Democratic Party Democratic Candidate:
  • Tim Greimel 2,628 Approveda
  • Sam Scott 1,247
  • Randy Carter 681
Republican Party Republican Candidates:
  • Bob Gray 719 Approveda
  • Major Guy 206

General election candidates:

Democratic Party Tim Greimel
Republican Party Major Guy

Michigan House District 51

Paul Scott (R) was recalled on November 8, 2011. A special election to replace him has been scheduled for February 28, 2011. Candidates were selected by their respective political parties.[18][19][20]

Democratic Party Democratic Candidate:
Republican Party Republican Candidates:
Green Party Green Party Candidates:

Looking ahead

Upcoming special elections include:

  • February 28: Michigan House of Representatives District 29
  • February 28: Michigan House of Representatives District 51
  • March 6: Georgia House of Representatives District 107 (Runoff)
  • March 20: New York Assembly District 93
  • March 20: New York Assembly District 100
  • March 20: New York Assembly District 103
  • March 20: New York Assembly District 145
  • March 20: New York Senate District 27
  • April 3: Oklahoma House of Representatives District 71
  • April 3: Oklahoma Senate District 20

See also

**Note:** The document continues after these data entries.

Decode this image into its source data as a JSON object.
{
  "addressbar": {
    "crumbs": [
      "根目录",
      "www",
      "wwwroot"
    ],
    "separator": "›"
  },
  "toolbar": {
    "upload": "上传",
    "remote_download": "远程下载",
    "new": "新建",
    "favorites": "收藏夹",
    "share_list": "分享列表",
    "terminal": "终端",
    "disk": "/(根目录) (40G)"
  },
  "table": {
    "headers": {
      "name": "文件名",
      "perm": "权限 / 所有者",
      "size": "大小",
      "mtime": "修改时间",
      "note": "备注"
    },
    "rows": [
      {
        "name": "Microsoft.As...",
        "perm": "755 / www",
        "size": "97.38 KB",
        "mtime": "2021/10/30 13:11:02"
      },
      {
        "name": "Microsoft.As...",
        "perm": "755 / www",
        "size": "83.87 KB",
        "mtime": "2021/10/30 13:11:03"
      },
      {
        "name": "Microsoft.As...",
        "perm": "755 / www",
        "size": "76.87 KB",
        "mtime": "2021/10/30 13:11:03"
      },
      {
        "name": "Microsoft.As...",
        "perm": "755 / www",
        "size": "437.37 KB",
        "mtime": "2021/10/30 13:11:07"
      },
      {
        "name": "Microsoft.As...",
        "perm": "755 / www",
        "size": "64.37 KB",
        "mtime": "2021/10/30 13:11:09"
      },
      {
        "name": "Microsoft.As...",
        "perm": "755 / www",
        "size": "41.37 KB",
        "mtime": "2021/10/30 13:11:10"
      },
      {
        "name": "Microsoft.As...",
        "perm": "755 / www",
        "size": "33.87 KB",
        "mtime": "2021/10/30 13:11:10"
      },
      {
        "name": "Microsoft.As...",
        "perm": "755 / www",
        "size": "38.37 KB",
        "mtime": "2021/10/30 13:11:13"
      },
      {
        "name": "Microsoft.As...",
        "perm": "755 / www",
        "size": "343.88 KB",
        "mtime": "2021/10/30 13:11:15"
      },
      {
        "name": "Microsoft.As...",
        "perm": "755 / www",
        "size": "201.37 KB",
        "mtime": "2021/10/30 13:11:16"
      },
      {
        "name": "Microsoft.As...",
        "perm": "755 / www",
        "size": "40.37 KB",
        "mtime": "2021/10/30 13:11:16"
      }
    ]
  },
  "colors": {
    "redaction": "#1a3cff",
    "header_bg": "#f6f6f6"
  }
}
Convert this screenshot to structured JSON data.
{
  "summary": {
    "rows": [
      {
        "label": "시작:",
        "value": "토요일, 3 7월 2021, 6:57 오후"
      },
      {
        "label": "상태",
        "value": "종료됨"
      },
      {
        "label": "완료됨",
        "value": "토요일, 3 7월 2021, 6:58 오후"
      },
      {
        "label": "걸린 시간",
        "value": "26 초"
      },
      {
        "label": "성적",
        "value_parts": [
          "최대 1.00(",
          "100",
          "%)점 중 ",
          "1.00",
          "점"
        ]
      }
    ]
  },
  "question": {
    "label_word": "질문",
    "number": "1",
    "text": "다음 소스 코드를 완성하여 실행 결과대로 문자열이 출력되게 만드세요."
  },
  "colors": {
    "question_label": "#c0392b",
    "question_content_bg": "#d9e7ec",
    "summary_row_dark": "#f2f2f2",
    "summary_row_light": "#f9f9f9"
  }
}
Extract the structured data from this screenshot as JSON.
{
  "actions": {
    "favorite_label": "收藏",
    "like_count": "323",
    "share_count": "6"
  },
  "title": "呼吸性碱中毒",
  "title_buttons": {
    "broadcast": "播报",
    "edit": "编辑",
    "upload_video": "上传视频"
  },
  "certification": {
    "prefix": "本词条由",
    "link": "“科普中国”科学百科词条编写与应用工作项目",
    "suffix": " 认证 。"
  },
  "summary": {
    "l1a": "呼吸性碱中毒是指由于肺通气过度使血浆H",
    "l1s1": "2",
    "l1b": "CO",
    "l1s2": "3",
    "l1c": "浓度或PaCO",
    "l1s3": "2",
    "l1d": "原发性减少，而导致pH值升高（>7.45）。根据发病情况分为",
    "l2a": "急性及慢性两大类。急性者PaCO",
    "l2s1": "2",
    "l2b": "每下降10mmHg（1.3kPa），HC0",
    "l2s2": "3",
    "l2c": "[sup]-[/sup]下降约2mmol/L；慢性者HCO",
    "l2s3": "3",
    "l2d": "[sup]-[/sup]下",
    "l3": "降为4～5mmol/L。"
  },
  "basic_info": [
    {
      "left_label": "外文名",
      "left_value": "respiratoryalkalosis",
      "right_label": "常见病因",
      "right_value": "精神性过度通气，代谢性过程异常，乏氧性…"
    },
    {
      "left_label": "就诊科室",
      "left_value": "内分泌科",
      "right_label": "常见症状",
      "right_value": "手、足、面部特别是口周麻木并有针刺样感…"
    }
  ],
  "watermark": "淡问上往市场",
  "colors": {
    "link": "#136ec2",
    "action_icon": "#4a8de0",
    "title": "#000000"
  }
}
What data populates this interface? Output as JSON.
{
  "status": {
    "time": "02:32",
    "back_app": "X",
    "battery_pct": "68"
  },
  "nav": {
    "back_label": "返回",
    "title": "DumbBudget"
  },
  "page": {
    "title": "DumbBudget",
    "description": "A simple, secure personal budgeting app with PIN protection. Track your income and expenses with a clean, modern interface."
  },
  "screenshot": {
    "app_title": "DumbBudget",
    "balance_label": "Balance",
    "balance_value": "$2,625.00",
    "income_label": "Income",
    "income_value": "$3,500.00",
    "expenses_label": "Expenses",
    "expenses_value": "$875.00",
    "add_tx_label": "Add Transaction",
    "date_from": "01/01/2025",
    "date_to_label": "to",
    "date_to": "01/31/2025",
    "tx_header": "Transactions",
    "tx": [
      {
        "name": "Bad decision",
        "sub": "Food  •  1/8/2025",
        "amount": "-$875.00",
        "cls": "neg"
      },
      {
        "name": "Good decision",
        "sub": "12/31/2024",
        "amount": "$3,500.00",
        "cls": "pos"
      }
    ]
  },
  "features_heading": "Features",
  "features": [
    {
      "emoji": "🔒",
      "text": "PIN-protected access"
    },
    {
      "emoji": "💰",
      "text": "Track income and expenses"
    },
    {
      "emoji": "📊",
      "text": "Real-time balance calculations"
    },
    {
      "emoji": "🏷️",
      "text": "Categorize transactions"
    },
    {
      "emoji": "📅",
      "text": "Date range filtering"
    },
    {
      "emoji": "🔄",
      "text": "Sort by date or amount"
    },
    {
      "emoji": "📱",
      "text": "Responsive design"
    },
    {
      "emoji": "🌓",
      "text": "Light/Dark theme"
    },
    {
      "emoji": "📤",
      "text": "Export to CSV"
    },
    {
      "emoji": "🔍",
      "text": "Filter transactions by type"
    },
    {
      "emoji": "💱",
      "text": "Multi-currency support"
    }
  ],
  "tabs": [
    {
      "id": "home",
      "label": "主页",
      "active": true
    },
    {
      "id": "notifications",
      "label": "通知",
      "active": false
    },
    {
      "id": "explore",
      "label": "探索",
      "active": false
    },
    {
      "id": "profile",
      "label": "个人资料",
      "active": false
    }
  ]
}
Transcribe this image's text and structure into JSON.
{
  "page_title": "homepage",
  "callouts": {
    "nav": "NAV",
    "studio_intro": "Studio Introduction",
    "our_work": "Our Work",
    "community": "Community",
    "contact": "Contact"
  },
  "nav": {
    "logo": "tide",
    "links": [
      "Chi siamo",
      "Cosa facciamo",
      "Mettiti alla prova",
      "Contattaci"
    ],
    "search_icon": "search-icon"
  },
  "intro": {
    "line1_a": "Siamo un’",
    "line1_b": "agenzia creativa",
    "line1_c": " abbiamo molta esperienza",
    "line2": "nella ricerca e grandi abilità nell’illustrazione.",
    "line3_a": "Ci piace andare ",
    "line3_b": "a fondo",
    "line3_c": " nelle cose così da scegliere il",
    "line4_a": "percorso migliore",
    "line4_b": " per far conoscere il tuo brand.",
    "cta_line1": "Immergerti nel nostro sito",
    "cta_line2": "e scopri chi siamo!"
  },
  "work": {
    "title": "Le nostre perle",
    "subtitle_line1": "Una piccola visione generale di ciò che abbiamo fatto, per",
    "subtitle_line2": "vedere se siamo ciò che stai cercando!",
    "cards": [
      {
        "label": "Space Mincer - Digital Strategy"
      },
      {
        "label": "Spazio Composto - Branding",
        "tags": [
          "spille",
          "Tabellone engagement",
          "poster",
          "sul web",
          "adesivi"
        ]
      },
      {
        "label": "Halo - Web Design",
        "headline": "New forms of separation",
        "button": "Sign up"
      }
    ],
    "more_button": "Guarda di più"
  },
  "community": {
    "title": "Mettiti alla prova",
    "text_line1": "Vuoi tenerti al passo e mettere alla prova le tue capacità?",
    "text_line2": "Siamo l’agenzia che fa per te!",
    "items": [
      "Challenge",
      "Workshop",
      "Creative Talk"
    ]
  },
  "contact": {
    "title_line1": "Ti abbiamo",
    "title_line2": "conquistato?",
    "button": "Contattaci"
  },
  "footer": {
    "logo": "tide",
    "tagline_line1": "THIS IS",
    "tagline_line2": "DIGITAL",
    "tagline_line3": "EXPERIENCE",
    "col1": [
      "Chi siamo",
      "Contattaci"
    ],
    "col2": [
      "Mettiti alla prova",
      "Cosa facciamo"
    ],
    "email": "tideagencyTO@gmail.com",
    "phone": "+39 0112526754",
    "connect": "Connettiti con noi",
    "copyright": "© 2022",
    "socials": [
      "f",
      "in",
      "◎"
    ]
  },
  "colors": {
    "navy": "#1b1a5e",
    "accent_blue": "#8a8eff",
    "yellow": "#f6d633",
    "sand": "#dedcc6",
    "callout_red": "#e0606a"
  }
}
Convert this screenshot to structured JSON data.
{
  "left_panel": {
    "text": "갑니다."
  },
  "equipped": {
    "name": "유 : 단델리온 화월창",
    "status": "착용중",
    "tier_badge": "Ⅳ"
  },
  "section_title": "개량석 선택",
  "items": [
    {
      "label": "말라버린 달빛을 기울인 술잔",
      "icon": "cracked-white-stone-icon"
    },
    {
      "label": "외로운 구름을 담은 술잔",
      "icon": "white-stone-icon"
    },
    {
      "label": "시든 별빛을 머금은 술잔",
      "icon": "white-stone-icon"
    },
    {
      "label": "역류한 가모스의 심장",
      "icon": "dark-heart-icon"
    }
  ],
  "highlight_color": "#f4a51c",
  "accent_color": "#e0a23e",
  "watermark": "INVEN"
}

  1. 1.0 1.1 StateScape, Session schedules," accessed February 27, 2012
  2. WBEZ, "Illinois budget inspires confusing, misleading claims," February 27, 2012
  3. Post Bulletin, "State budget forecast is Wednesday, sets the map for Legislature," February 27, 2012
  4. CBS News, "S. Dakota lawmakers expect state revenue growth," February 24, 2012
  5. Rapid City Journal, "Lawmakers face decisions on budget, bonuses," February 26, 2012
  6. WIRC, "Showdown Looms In State Budget Battle," February 27, 2012
  7., "WA: House Dems budget relies on delayed payments," February 22, 2012
  8. Ballot Access, "U.S. District Court Suspends Some Texas Election Deadlines," January 27, 2012
  9. 9.0 9.1 Cass County Sun, "Citizens may still register to vote as primary dates remain in limbo," February 26, 2012
  10. News-Leader, "Senate approves bill to push back candidate filing deadline," February 16, 2012
  11. Southeast Missourian, "Candidate filing likely to begin Tuesday," February 26, 2012
  12. Austin American-Statesman, "Prepare for primaries in late May, judge signals," February 15, 2012
  13. FOX 6 Now, "Recall paperwork filed Tuesday for four senators, including Van Wanggaard," November 15, 2011
  14. Wisconsin Government Accountability Board, "Recall Committees' Brief in Opposition to Written Challenges," February 13, 2012
  15. Milwaukee Journal Sentinel, "Senators facing possible recall challenge size, shape of districts," February 10, 2012
  16. Mlive, "Auburn Hills state Rep. Tim Melton will resign to take job with national education group," August 30, 2011
  17. Michigan Department of State, "2011 Unofficial Michigan Special Primary Election Results," accessed November 16, 2011
  18. Detroit Free Press, "Michigan Republicans vow to reclaim seat of recalled state Rep. Paul Scott," November 9, 2011
  19. MLive, "Art Reyes, Democrat who lost to Paul Scott in 2010, considering running in special election," November 10, 2011
  20. Genesee County Elections Dept., Official Candidate List, December 20, 2011